Unfortunately, this expression centres most, but not all images in the doc. Further finessing of the expression and/or finetuning after doing the find & replace will be required for our final product. But this is a start, at least. Also, we’ve discovered that it’s not possible to use regular expressions when editing in Calibre, because most of the complex expressions aren’t searchable. For editing the bulk of the HTML (including the styling of the images) we’ll need to use Notepad++ (or the Mac equivalent) and then preview it in a browser.

We will make all other style changes using CSS in Calibre, so that we can preview how changes to the stylesheet affect the ebook as a whole. Adjusting the formatting with CSS only (and not HTML) should save time and ensure that formatting is uniform throughout the book. Alice will work independently on the stylesheet while the rest of the team tackles the HTML. After the HTML has been perfected, she will test her styling with the updated book to ensure that her formatting still works after these updates. We’ve allotted time to reconcile any unwanted style changes that occur in the schedule (below).

Delegation of Tasks

Roles:

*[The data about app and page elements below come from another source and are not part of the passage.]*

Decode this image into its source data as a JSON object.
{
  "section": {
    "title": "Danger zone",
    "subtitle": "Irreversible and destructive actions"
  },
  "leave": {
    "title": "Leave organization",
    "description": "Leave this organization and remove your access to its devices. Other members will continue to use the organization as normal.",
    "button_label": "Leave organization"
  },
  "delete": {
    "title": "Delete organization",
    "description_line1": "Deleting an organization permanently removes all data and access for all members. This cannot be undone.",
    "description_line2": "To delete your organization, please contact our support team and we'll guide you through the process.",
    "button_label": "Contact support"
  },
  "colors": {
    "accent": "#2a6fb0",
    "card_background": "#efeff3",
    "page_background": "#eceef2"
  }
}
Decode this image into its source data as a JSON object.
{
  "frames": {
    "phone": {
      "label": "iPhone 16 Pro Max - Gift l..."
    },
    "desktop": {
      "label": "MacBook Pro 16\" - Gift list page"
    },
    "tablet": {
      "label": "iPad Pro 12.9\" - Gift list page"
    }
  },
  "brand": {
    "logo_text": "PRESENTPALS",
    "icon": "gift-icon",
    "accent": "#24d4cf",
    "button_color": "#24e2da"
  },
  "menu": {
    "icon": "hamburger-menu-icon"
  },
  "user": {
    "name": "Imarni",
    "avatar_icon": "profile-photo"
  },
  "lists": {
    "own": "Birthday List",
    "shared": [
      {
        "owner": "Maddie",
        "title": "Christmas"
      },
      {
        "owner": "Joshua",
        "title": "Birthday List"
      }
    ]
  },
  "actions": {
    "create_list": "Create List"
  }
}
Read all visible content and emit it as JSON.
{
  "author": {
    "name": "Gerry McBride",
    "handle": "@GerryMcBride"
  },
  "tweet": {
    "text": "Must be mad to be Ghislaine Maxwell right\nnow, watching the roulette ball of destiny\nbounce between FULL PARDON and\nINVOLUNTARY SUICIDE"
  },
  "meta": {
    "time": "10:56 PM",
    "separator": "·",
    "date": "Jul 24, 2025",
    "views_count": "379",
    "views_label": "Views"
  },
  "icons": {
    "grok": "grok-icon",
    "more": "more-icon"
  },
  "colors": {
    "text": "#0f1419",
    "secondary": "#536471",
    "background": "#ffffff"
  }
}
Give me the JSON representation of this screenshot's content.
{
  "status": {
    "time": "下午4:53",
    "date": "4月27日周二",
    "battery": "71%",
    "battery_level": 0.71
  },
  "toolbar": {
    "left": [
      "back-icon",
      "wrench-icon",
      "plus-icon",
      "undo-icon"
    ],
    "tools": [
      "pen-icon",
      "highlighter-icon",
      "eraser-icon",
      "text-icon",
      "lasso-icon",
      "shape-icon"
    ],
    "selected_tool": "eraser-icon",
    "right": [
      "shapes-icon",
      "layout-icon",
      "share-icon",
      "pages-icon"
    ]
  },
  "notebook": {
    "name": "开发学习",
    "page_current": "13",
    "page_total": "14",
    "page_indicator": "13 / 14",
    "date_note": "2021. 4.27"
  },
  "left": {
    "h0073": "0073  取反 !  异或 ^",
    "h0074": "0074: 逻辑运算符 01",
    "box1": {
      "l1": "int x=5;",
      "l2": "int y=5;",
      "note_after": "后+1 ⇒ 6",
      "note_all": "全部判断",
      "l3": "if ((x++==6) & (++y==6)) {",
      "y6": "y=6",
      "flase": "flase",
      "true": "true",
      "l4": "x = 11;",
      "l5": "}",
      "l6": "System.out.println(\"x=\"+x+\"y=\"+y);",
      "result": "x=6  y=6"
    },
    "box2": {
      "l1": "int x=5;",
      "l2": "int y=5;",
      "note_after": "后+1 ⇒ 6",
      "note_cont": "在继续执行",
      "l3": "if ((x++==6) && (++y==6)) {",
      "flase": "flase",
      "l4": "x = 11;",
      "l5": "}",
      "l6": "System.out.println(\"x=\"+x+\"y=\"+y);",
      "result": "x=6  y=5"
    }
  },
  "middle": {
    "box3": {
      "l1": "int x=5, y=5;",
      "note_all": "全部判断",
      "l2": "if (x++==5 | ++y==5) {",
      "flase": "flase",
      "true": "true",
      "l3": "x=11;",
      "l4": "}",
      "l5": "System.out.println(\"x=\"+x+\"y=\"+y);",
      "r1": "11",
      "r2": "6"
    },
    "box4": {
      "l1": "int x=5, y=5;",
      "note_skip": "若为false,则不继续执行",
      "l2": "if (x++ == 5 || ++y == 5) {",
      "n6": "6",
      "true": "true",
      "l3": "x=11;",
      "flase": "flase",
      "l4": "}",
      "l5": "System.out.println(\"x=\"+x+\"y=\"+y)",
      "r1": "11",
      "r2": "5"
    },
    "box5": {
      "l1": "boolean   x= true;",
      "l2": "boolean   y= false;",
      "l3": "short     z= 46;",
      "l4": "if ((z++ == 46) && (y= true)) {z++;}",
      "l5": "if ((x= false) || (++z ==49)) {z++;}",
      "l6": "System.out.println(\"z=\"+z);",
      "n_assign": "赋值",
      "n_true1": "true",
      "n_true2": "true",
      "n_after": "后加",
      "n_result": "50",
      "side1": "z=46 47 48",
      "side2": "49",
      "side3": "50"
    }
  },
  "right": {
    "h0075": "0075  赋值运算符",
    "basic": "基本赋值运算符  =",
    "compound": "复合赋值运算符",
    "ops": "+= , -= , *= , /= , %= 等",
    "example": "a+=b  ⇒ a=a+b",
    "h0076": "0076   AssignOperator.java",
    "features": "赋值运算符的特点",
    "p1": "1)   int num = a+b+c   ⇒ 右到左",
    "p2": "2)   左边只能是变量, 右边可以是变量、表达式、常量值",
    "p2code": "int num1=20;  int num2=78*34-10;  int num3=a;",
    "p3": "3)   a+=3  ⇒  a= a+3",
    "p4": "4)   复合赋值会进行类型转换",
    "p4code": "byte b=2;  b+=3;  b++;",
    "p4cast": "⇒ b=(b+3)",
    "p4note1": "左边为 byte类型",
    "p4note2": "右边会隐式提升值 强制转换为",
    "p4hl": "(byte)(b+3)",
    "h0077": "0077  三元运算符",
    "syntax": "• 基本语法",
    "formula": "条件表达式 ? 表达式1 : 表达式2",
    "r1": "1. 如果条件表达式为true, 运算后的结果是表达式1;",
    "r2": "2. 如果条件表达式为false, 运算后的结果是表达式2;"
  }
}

Erik — Chief Information Officer
  • First pass at text (removal of corrections and other excluded elements)
  • Creation of table of contents
  • Deletion and replacement of images as appropriate
Roshane — Marketing Director
  • Creation of marketing and distribution plan
  • CIO adviser and coding support
Zoe — Creative Director
  • Breakdown of existing visual elements (with support from Ali)
  • Transformation of moving and interactive elements into still images
  • Collaboration with CIO on images in final product
Alice — Style.
  • Creation and monitoring of CSS document
  • Formatting and readability of final product
Ali — COmmunications Director
  • Working document control and distribution
  • Report creation and editing
  • To liaise with Marketing and Creative Directors
Lynn — Designer
  • Visual styling of documents (including report and presentation slides)
  • Creation of book cover
  • Support to Alice

Predicted Challenges

Challenges are likely to arise as we work through each stage.  At this time we foresee the following as potential issues that we will need to negotiate:

  • Limited time
  • Limited experience in some areas
  • Competing priorities for all group members, schedule coordination
  • Social loafing and/or over-work of some members
  • Needing to accept limitations of project and possibility of not achieving our original goals

Existing Resources

Our current resources stand as follows:

  • Existing knowledge of group members in various areas
  • Online pool of coding resources (created by PUB607 class)
  • Other members of PUB607 class
  • Juan
  • Book cover designer (through Lynn)

Timeline

Project will be completed and delivered according the following schedule:

Gantt Chart